Coming up with a risk level classification of chase maneuvers

Dan Robinson

Staff member
Jan 14, 2011
2,392
2,051
21
St. Louis
stormhighway.com
I'm using the whitewater rafting class levels as a template for categorizing the risk of chase maneuvers. This is my first attempt at populating these classes. Feel free to add your input/revisions!

* high visibility/classic supercells

Class VI: Among all chasers who perform these maneuvers, there is an average of one accidental tornado impact every 2 seasons. High risk of death or injury even for experienced and adequately-equipped chasers.

- Entering the outer circulation of violent or wedge-sized tornadoes*
- Approaching violent rain-wrapped tornadoes
- Entering rain-filled RFD toward an area with an intense radar-indicated circulation and/or large, violent tornado reported

Class V: Average of one accidental tornado impact every 4 seasons. Requires absolute mastery of chasing execution and adequately-equipped vehicle.

- Approaching violent or wedge tornadoes within 100 yards of the outer circulation*
- Entering rain-filled RFD with reported tornado and/or strong radar-indicated circulation
- Positioning within the notch of HP supercells in extreme tornado environments
- Approaching strong rain-wrapped tornadoes
- Entering the outer circulation of strong tornadoes*

Class IV: Average of one accidental tornado impact every 6 seasons.

- Positioning under the meso in extreme tornado environments
- Positioning within the notch of HP supercells in strong tornado environments
- Approaching weak rain-wrapped tornadoes

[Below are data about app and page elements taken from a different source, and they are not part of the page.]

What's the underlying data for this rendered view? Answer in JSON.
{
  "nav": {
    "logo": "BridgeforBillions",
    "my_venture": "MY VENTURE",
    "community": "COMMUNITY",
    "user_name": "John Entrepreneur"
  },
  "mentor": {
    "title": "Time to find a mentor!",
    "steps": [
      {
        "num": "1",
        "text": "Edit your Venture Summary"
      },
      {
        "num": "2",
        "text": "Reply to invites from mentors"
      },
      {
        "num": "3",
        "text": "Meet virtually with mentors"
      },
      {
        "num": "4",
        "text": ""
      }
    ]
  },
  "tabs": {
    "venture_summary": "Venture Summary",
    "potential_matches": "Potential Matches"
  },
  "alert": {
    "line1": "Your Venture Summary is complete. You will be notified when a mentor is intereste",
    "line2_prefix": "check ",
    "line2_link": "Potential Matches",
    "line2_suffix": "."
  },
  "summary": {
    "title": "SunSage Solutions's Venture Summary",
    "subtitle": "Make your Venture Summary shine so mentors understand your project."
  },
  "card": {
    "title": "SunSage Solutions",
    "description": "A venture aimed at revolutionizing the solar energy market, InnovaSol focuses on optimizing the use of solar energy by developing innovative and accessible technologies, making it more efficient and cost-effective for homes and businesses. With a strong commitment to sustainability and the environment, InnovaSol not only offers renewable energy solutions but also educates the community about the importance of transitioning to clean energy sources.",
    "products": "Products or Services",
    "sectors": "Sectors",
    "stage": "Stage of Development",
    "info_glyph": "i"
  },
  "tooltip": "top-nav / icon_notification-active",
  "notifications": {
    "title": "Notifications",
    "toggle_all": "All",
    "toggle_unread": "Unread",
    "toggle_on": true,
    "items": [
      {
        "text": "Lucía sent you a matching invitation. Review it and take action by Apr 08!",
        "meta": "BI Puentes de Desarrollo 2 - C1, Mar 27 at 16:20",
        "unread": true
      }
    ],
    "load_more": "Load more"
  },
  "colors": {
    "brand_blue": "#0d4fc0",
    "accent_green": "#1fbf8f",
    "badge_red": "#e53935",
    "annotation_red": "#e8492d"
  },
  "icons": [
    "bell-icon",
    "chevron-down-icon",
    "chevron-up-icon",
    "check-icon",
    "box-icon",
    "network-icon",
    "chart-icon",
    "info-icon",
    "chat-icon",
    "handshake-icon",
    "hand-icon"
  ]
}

Class III: Average of one accidental tornado impact every 10 seasons.

- Approaching strong tornadoes within 100 yards of the outer circulation*
- Approaching violent tornadoes within 1/4 mile*
- Positioning within the notch of HP supercells in moderate tornado environments
- Positioning under the meso in strong tornado environments
- Entering any rain-filled RFD toward a developing/developed meso
- Approaching/entering outer circulation of weak tornadoes*

Class II: Average of one accidental tornado impact every 12 seasons.

- Approaching strong tornadoes within 1/4 mile of the outer circulation*
- Approaching violent tornadoes within 1 mile*
- Positioning within the notch of HP supercells in weak tornado environments
- Positioning under the meso in weak tornado environments
- Crossing low-visiblity (rainy) RFD/hook slicing to gain visual of a meso/tornado
- Core punching from the north through the forward flank of a supercell
- Approaching strong tornadoes within 1/2 mile*
- Approaching outer circulation of weak tornadoes*

Class I: Average of one accidental tornado impact every 20 seasons.

- Positioning either behind or 90 degrees right of the track of supercells and tornadoes
- Positioning more than 5 miles ahead of supercells/tornadoes, never crossing their path
- Staying more than 2 miles from weak tornadoes
- Staying more than 5 miles from strong to violent tornadoes
 
Last edited:
Sep 29, 2011
617
525
21
47
Fort Worth, TX
www.passiontwist.com
I think the "danger" aspect is less/more regarding a chaser's relative position to the storm/tornado than just absolute distances. Given a high-visibility classic supercell, you can maneuver extremely close with steady-state tornadoes and still be extremely safe, if your position relative to the tornado track puts you out of the path. Anything HP at all, all bets are off. It's all Class 6 to me LOL. I'll get in the cage with the bear, but only if I can see the bear.
 
  • Like
Reactions: James Wilson